> _Supplied material_

--*--

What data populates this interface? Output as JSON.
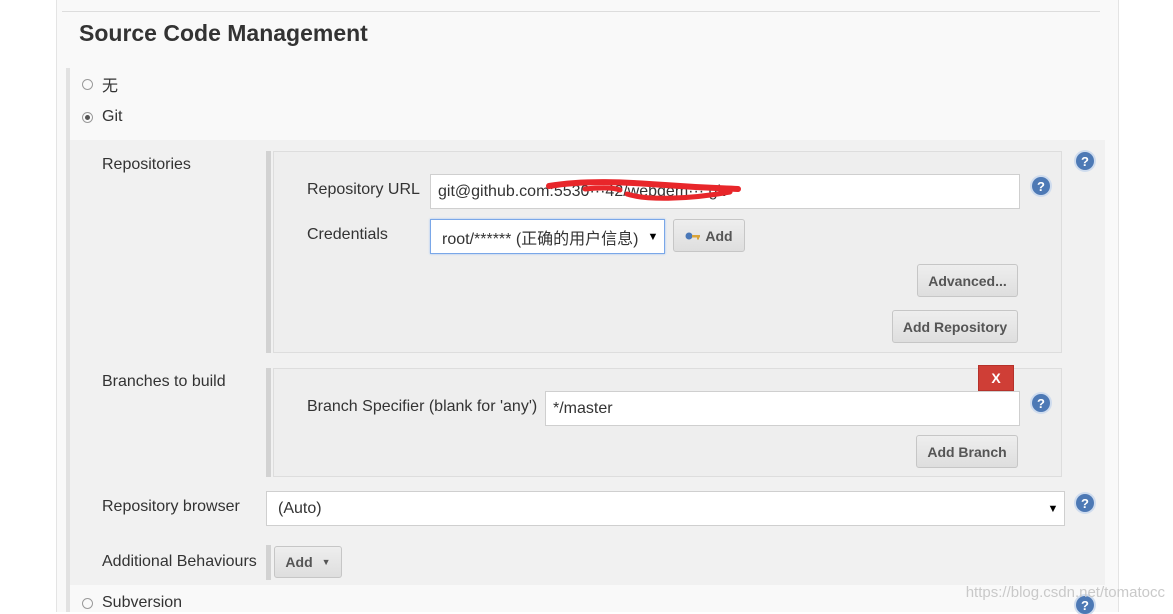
{
  "section": {
    "title": "Source Code Management"
  },
  "scm_options": {
    "none_label": "无",
    "git_label": "Git",
    "subversion_label": "Subversion",
    "selected": "Git"
  },
  "repositories": {
    "label": "Repositories",
    "url_label": "Repository URL",
    "url_value": "git@github.com:5530···42/webdem···.git",
    "credentials_label": "Credentials",
    "credentials_value": "root/****** (正确的用户信息)",
    "add_label": "Add",
    "advanced_label": "Advanced...",
    "add_repository_label": "Add Repository"
  },
  "branches": {
    "label": "Branches to build",
    "delete_label": "X",
    "specifier_label": "Branch Specifier (blank for 'any')",
    "specifier_value": "*/master",
    "add_branch_label": "Add Branch"
  },
  "repository_browser": {
    "label": "Repository browser",
    "value": "(Auto)"
  },
  "additional_behaviours": {
    "label": "Additional Behaviours",
    "add_label": "Add"
  },
  "help_icon_text": "?",
  "watermark": "https://blog.csdn.net/tomatocc",
  "colors": {
    "help_icon": "#4d79b5",
    "delete_button": "#cf3e36",
    "focus_border": "#7aa7e8",
    "redaction": "#e8262a"
  }
}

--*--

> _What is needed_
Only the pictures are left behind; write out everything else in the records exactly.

> _Result of the exercise_
What data populates this interface? Output as JSON.
{
  "section": {
    "title": "Source Code Management"
  },
  "scm_options": {
    "none_label": "无",
    "git_label": "Git",
    "subversion_label": "Subversion",
    "selected": "Git"
  },
  "repositories": {
    "label": "Repositories",
    "url_label": "Repository URL",
    "url_value": "git@github.com:5530···42/webdem···.git",
    "credentials_label": "Credentials",
    "credentials_value": "root/****** (正确的用户信息)",
    "add_label": "Add",
    "advanced_label": "Advanced...",
    "add_repository_label": "Add Repository"
  },
  "branches": {
    "label": "Branches to build",
    "delete_label": "X",
    "specifier_label": "Branch Specifier (blank for 'any')",
    "specifier_value": "*/master",
    "add_branch_label": "Add Branch"
  },
  "repository_browser": {
    "label": "Repository browser",
    "value": "(Auto)"
  },
  "additional_behaviours": {
    "label": "Additional Behaviours",
    "add_label": "Add"
  },
  "help_icon_text": "?",
  "watermark": "https://blog.csdn.net/tomatocc",
  "colors": {
    "help_icon": "#4d79b5",
    "delete_button": "#cf3e36",
    "focus_border": "#7aa7e8",
    "redaction": "#e8262a"
  }
}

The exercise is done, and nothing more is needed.